“If you’re feeling deprived by your diet, build in a cheat meal at least once a week in which you can indulge guilt-free. Doing this will help you avoid viewing certain foods as ‘off limits,’ which will help you crave them less.” — David Zinczenko, author of Zero Belly Cookbook: 150+ Delicious Recipes to Flatten Your Belly, Turn Off Your Fat Genes, and Help Keep You Lean for Life!
Moreover, asking people to live with chronic hunger by consciously restricting their food intake creates an unresolvable conflict between our evolutionarily ingrained hunger drive (“I’ve gotta eat to survive!”) and our intellectual will to eat less. Growing research also suggests that this unresolvable conflict plays a major role in the development of eating disorders. Yes, we’re making ourselves sick, both psychologically and physiologically, by fighting our instinctual drive to eat when hungry.
Before you head out to dinner, pour yourself a cup of green tea. The active ingredient in green tea, EGCG, boosts levels of cholecystokinin, or CCK, a hunger-quelling hormone. In a Swedish study that looked at green tea’s effect on hunger, researchers divided up participants into two groups: One group sipped water with their meal and the other group drank green tea. Not only did tea-sippers report less of a desire to eat their favorite foods (even two hours after sipping the brew), they found those foods to be less satisfying.
Quinoa is a unique whole grain because it’s a complete protein (about 7g per serving) and high in fiber (6g). Dietary fiber actually binds to fat and cholesterol, helping your body absorb less of the two. The ancient grain is also rich in eight essential amino acids, and vitamins and minerals like magnesium, calcium, phosphorous, iron and B12—both of which are crucial to energy levels. “Quinoa is great eaten alone, mixed with raw veggies as a cold salad, or warm like a pilaf,” Zeratsky says. It’s a high-quality carb that scores low on the glycemic index, so you won’t experience a sharp rise and fall of blood sugar.
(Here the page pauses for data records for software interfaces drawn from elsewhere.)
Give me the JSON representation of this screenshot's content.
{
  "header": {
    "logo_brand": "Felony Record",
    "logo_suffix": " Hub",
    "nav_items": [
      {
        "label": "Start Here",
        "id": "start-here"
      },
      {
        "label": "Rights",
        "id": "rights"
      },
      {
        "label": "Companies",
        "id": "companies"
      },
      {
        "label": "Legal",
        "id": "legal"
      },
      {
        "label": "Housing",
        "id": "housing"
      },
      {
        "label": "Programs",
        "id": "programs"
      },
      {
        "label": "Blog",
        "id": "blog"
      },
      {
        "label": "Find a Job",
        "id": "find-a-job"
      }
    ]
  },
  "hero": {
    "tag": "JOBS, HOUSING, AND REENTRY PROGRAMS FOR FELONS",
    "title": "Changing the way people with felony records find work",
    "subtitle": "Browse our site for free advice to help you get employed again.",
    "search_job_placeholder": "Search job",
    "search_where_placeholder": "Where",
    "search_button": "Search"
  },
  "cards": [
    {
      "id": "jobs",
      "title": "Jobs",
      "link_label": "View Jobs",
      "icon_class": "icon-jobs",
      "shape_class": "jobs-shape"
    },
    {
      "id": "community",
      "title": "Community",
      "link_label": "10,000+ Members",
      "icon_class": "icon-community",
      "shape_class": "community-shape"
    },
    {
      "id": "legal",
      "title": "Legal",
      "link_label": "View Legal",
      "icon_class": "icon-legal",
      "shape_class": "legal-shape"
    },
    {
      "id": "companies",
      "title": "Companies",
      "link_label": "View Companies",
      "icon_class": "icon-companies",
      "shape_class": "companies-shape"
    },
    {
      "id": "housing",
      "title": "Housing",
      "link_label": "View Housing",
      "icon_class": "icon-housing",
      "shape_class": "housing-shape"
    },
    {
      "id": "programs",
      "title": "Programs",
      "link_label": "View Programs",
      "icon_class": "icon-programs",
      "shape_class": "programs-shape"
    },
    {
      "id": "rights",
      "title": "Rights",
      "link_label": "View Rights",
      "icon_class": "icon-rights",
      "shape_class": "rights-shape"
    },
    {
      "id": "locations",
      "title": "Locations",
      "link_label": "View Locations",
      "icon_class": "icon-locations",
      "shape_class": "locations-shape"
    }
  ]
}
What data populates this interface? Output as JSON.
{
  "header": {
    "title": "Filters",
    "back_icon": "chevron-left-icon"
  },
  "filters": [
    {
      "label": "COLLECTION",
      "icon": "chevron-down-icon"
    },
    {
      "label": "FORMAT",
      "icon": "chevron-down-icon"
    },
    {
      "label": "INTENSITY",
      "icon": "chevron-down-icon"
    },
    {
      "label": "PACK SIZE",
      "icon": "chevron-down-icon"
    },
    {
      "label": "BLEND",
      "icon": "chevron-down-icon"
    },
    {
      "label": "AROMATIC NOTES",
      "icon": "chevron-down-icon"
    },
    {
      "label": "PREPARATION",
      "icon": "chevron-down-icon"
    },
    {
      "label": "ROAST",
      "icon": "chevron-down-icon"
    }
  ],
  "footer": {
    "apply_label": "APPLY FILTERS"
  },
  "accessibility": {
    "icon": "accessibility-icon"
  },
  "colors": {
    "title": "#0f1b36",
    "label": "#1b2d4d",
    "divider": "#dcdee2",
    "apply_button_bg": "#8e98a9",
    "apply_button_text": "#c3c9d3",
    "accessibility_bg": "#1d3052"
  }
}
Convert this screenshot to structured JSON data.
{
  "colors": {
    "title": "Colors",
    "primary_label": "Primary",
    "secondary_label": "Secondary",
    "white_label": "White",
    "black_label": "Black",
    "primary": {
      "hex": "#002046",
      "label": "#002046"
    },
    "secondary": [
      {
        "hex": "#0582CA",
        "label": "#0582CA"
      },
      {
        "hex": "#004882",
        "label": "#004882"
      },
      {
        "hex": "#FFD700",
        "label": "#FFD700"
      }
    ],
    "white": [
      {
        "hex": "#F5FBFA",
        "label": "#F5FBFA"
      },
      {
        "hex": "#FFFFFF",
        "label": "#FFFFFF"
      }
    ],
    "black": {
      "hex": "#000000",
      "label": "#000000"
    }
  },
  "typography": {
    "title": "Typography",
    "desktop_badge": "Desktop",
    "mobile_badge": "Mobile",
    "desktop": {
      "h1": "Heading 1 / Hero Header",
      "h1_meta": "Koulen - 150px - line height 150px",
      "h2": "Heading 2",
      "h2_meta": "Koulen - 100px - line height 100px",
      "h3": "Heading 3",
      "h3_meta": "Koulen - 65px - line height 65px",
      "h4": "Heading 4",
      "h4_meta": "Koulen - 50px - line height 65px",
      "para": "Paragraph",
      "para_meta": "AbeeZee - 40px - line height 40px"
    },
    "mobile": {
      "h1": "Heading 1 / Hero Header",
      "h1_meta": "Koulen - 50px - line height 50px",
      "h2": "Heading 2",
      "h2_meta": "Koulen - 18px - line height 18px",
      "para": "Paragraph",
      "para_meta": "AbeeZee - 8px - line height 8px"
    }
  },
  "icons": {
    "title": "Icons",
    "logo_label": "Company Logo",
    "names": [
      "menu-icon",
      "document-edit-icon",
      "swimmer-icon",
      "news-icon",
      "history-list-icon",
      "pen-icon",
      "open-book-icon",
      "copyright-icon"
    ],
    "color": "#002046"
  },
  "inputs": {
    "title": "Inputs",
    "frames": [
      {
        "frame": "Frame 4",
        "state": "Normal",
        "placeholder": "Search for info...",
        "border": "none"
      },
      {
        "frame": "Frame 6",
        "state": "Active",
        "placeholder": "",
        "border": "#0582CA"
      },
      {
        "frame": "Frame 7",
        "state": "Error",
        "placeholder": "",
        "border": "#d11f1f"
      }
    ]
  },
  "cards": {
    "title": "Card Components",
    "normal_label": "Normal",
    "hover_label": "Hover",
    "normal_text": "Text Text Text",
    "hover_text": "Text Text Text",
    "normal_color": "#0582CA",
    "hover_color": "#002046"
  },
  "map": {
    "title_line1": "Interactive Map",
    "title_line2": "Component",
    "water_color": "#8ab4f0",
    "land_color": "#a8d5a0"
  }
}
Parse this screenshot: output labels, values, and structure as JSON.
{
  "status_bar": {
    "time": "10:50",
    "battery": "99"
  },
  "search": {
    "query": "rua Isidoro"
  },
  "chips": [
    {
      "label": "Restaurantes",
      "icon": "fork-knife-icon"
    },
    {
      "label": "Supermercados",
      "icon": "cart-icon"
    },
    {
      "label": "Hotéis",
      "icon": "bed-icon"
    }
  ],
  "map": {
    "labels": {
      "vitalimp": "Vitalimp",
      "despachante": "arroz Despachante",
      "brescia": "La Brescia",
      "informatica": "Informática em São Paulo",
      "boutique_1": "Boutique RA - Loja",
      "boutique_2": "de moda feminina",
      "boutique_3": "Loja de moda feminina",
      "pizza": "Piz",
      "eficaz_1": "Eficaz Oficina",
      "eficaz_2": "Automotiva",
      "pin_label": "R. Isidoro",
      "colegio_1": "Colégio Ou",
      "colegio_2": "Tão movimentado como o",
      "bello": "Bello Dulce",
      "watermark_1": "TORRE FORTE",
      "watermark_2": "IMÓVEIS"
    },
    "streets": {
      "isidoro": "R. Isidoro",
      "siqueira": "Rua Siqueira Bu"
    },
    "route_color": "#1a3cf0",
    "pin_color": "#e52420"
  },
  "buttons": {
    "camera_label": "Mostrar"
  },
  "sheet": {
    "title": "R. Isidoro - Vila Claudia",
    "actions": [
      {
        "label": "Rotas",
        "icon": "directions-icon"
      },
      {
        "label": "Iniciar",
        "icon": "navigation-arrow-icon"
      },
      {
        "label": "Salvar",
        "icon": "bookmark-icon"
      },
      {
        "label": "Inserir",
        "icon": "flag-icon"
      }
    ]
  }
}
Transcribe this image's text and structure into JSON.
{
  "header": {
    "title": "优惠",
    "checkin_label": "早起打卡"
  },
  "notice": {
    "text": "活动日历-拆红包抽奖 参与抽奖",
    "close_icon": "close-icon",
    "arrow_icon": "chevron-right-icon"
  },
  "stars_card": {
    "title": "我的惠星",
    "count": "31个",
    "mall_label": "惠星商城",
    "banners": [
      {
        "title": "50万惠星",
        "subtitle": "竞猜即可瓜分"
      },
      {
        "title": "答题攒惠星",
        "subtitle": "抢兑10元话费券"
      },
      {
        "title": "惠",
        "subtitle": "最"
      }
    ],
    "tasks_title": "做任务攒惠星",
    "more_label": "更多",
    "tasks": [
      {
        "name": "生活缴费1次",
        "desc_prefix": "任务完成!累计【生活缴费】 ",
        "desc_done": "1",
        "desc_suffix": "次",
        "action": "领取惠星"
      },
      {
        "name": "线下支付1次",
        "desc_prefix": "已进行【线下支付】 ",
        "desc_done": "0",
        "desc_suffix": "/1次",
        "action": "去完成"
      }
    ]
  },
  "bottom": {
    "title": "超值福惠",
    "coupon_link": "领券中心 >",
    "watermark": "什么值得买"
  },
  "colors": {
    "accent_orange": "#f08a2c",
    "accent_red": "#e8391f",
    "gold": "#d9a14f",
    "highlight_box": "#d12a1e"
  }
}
Published in The Lancet, this study tested current guidelines, which recommend losing weight at a slow initial rate to promote larger long-term weight reduction. A total of 200 obese adults participated in the study with the goal of losing at least 12.5% of their body weight during the study period. Half of participants were randomly assigned to a modest nine-month diet that reduced calorie-intake by 500 calories a day. The other half of participants were assigned to a fast-track weight loss program, reducing calorie-intake to 450-800 calories a day for three months. After following their assigned diets, participants were then placed on a weight maintenance program for three years.
Make sure that everything you're eating is whole — as in nothing processed or packaged. Since salt is a preservative, these are the foods that are highest in sodium — something to keep in mind when planning your meals. Plan on making sure that all items you choose are fresh. That means filling up on fresh fruits and veggies, whole grains, low-fat dairy, and lean protein.
Evidence suggests that rapid weight loss through improvements in markers of oxidative stress could improve metabolic factors. Tumova et al. reported that rapid weight loss (800 kcal daily consisting of liquid beverages) could, through reducing oxidized low density lipoprotein (ox-LDL) cause a decrease in total cholesterol. In addition, rapid weight loss could, through reducing the activity of Lipoprotein-associated phospholipase A2 (Lp-PLA2), cause a decrease in levels of LDL-C, TC, and insulin in people with metabolic syndrome (30). Roberts et al. also reported that short-term diet (21-Day) and exercise intervention for males with metabolic syndrome factors could, through reducing level of inflammatory markers, such as myeloperoxidase (MPO), cause improvement in lipid risk factors and HOMA-IR (30).
“Burpees are such a great way to activate multiple muscles, get the heart rate up and burn mega calories. In one single burpee, you work your legs, arms and abs and you also elevate the heart rate to increase cardiopulmonary strength. If you’re looking to lose weight, incorporating them into your workout routine is a must.”—Kit Rich, celebrity trainer and co-owner of SHIFT by Dana Perri